Thousands of people marched in Istanbul in May to protest an Internet filtering plan by the Turkish government

This is the VOA Special English Technology Report.

We reported last week on projects by the Obama administration to increase Internet freedom around the world. Alec Ross, a senior adviser to Secretary of State Hillary Clinton, recently discussed these efforts with VOA's Persian News Network.

ALEC ROSS: “We’re now in a moment of time where it’s increasingly the case that the government is trying to stifle what their people think, what their people say and what content they access. And so we’re spending this money so that values that are centuries old -- that go to things like the freedom of expression, the freedom of the press and the freedom to organize -- are available in the digital age.”

The New York Times says the State Department expects to have spent about seventy million dollars on these efforts by the end of this year.

Alec Ross says one project involves a so-called panic button. People could use it to quickly remove a list of contacts from a phone or computer.

ALEC ROSS: “What's happening right now is people are being arrested and they are being forced to hand over their passwords, a lot of the times, for their social media accounts. And with a panic button, what it does, is it not only protects the individual, it protects her or his community.”

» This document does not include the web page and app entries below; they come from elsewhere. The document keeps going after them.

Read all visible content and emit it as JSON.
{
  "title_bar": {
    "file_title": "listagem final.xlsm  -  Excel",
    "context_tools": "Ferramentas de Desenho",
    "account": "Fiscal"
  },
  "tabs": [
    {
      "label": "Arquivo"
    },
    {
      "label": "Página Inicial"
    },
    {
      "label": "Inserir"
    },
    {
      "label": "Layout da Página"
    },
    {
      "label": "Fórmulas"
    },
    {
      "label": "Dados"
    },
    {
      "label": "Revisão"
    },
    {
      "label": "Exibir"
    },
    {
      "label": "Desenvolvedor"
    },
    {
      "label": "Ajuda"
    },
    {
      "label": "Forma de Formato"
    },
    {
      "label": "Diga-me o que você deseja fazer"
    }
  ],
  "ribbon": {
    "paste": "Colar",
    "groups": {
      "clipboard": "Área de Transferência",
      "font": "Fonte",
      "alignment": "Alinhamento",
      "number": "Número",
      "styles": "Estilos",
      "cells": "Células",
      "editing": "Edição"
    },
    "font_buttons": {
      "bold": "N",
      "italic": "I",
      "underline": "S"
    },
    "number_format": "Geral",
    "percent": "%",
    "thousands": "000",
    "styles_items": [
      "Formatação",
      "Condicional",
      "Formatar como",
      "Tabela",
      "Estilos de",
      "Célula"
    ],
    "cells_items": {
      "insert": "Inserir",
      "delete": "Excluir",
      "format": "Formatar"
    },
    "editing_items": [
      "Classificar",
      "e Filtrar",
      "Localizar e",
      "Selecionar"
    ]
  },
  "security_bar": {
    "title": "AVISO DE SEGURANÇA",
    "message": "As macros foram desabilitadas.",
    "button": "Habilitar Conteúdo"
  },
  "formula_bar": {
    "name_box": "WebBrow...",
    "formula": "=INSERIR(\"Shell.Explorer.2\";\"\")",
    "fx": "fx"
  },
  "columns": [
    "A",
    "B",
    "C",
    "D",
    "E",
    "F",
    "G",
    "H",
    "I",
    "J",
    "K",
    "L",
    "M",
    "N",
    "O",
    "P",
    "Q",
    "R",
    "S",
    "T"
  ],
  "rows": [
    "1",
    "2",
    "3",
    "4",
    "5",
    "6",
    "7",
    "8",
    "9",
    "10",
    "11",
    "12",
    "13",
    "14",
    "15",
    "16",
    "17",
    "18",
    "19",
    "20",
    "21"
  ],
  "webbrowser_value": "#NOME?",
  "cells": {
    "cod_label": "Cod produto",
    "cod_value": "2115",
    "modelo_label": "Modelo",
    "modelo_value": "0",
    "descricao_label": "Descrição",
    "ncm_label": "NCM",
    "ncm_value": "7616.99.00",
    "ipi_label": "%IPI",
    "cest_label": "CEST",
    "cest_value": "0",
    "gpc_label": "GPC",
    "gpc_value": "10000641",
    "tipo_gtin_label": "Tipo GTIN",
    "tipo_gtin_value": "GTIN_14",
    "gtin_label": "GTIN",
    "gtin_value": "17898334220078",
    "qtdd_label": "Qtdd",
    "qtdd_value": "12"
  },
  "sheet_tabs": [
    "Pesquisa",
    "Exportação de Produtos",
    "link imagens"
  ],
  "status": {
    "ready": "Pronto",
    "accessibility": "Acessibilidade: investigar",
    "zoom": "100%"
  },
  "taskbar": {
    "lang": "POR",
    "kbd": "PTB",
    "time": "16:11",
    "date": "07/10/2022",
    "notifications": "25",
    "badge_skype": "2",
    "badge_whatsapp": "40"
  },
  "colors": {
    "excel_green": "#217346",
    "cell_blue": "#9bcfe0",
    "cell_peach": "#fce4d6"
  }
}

Freedom House, an organization in Washington, released a "Freedom on the Net" report in April. The group studied thirty-seven countries. It found that twenty-three of them had arrested Internet users for content posted online. Nineteen of the countries at least partially controlled international connections to the Internet. And at least twelve had interfered with networks, listened in on people’s communications or taken down websites.

Iran has one of the most extensive systems of online censorship. The Iranian government controls all Internet entry points into the country. Iran has also announced plans to build its own national Internet.

But the Wall Street Journal reported last month that few people think Iran could completely cut its links to the wider Internet. The newspaper said Iran could move toward a system of two Internets like a few other countries.

Ken Berman leads anti-censorship projects for the Broadcasting Board of Governors, the parent agency of VOA.

KEN BERMAN: “China is considering the same thing, of basically having a closed system that would be hard for outside information to get in on.”

Alec Ross at the State Department says "the global community should respond" wherever freedom of expression is under attack.

ALEC ROSS: "Sometimes that is in countries that have more closed information environments. But oftentimes, frankly, it's in countries where the United States has friendly relationships with their governments, but where we have differences of opinions about how open an information environment should be."

And that's the VOA Special English Technology Report, written by June Simms. You can find part one of our report at I'm Steve Ember.